▶ TASK DETAILS
Where "JSON" occurs in a line of the entries below, copy that line.

[Extracted records]

-- Opening Marker --

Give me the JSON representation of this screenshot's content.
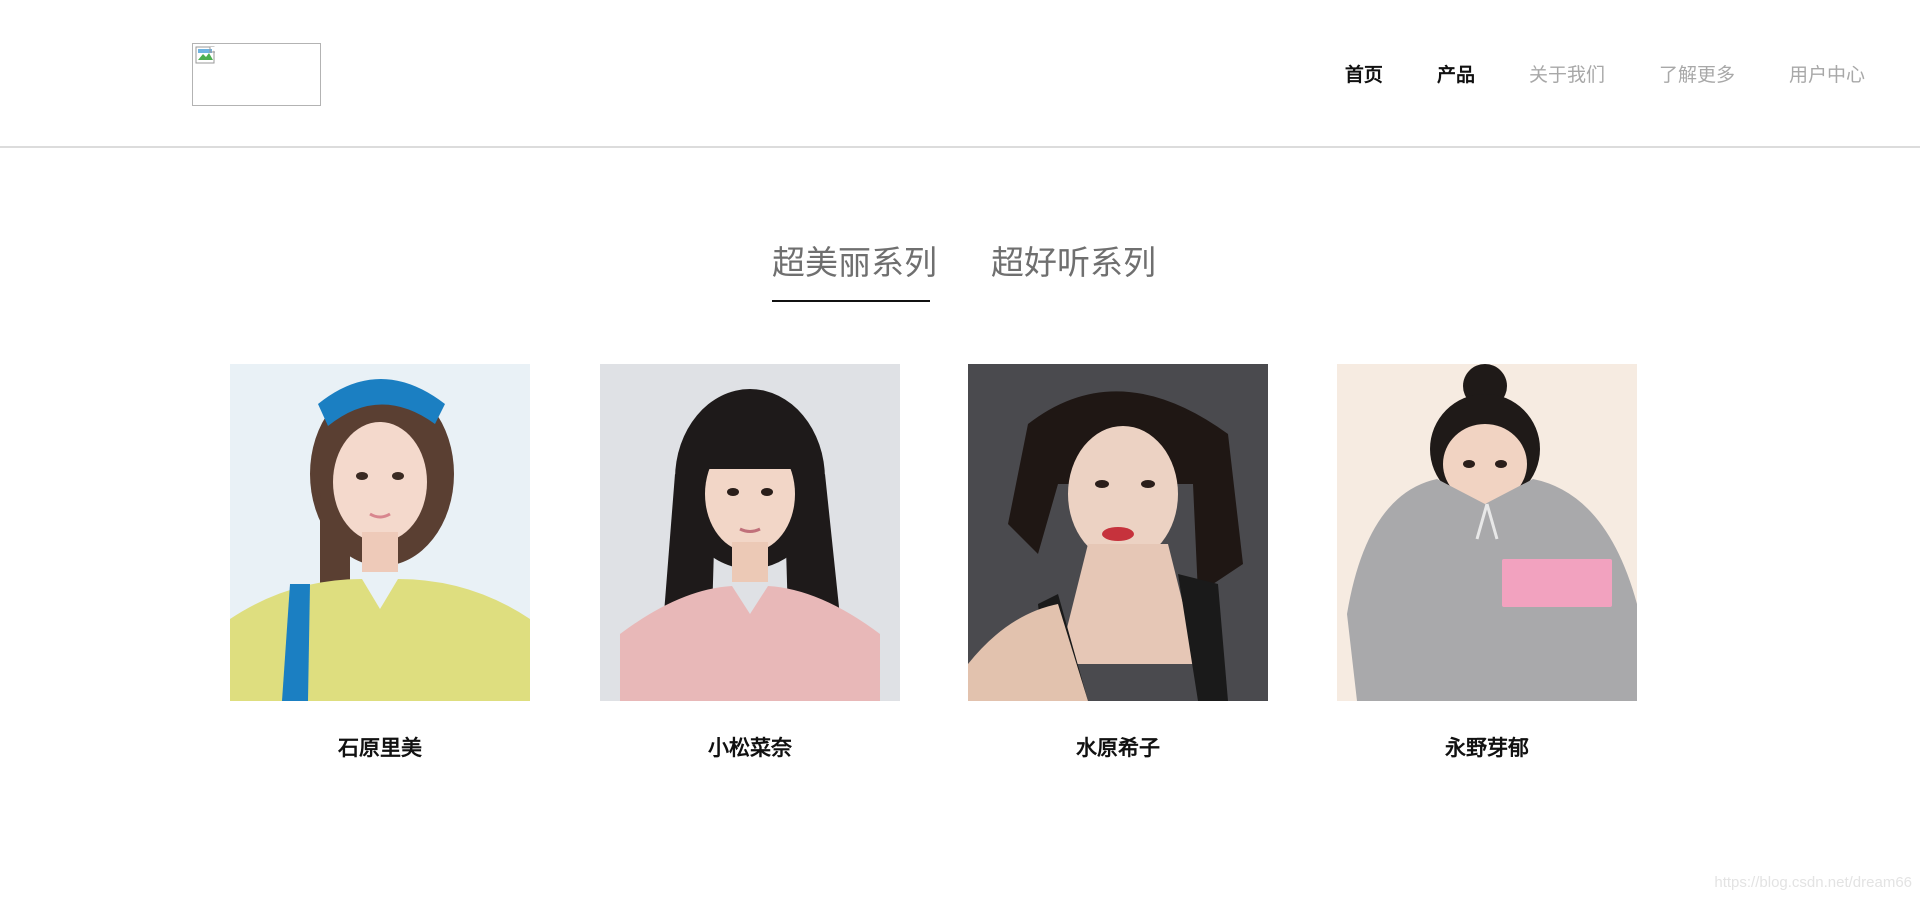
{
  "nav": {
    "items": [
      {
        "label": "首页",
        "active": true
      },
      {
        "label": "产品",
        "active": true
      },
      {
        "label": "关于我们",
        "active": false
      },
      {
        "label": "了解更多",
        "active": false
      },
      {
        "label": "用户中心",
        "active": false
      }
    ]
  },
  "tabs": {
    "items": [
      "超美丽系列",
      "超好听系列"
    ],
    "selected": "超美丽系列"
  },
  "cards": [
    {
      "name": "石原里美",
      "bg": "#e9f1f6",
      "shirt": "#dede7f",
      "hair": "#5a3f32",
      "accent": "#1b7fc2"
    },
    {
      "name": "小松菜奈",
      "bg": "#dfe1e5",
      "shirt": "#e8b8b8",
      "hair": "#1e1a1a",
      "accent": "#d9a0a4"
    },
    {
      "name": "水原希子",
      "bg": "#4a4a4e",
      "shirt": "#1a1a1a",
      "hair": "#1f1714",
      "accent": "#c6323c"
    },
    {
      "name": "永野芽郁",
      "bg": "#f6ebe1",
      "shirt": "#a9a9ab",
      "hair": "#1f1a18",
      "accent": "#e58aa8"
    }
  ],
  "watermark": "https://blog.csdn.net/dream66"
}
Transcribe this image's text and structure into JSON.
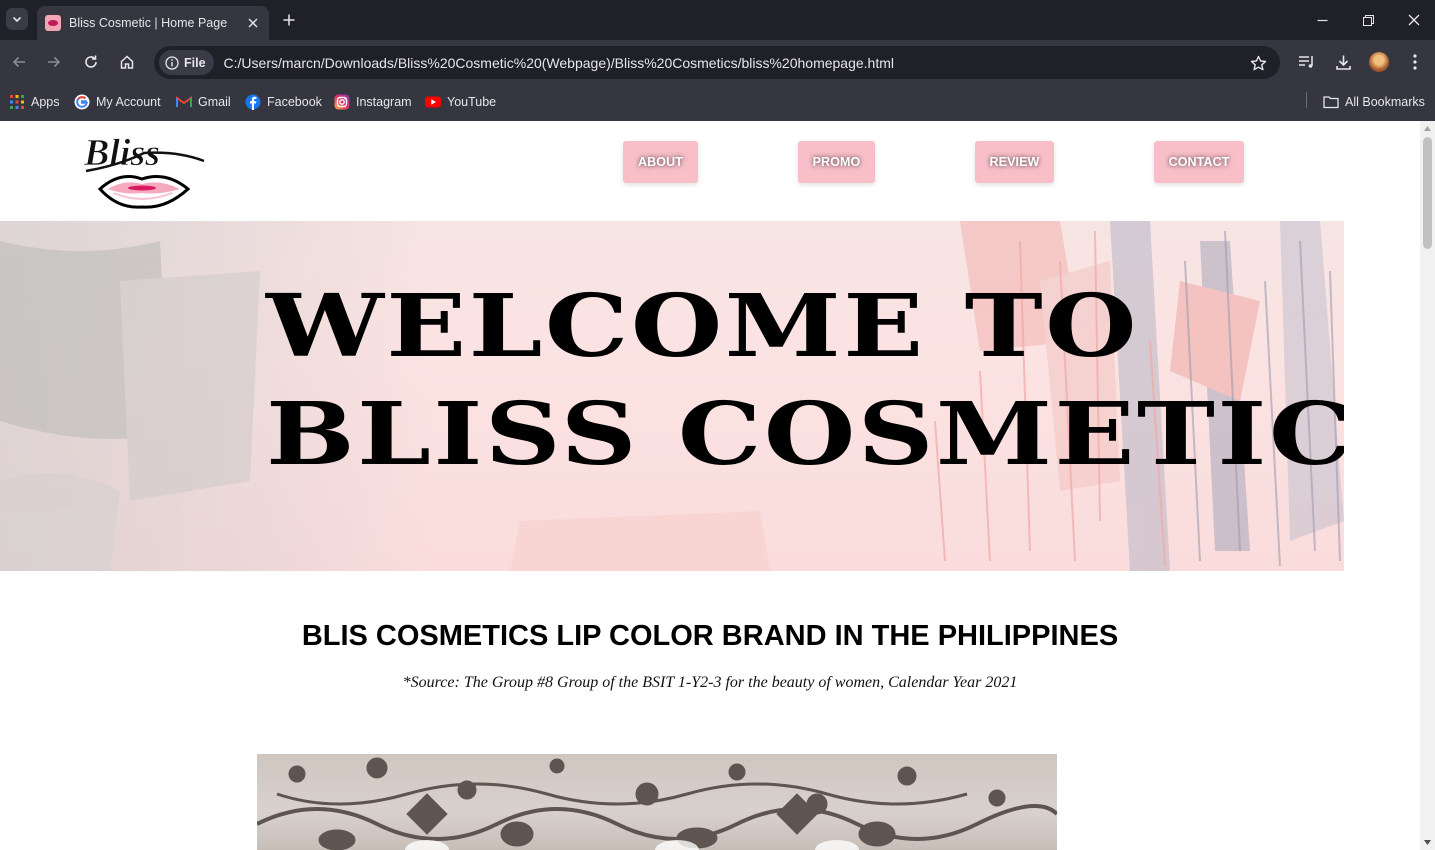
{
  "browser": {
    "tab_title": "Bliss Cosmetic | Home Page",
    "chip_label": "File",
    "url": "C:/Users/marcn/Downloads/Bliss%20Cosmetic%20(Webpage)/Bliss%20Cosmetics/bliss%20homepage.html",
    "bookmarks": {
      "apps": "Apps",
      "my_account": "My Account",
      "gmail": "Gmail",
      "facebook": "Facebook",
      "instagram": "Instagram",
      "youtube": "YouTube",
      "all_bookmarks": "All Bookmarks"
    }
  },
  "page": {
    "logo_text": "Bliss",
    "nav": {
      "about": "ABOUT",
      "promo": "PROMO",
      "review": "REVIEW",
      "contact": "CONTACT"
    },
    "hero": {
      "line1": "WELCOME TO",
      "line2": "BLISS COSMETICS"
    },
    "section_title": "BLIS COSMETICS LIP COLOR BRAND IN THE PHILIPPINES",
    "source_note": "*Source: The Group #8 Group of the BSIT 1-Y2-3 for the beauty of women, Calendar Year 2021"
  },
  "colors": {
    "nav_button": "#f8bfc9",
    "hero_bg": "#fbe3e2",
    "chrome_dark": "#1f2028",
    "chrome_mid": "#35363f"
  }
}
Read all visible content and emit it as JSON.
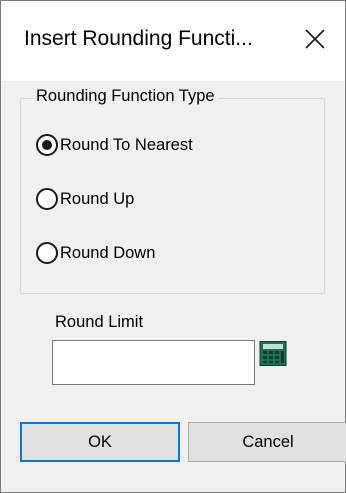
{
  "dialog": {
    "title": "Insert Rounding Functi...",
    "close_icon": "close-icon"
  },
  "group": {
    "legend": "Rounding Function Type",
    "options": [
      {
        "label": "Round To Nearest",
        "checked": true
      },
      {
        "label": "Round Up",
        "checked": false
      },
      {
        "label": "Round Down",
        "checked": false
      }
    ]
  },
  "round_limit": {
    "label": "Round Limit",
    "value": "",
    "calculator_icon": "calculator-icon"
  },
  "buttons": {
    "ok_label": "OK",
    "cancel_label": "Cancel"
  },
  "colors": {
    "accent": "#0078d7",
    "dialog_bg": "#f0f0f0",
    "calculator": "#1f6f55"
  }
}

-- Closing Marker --

▶ EXPECTED ANSWER
Give me the JSON representation of this screenshot's content.
Transcribe this image's text and structure into JSON.
Read all visible content and emit it as JSON.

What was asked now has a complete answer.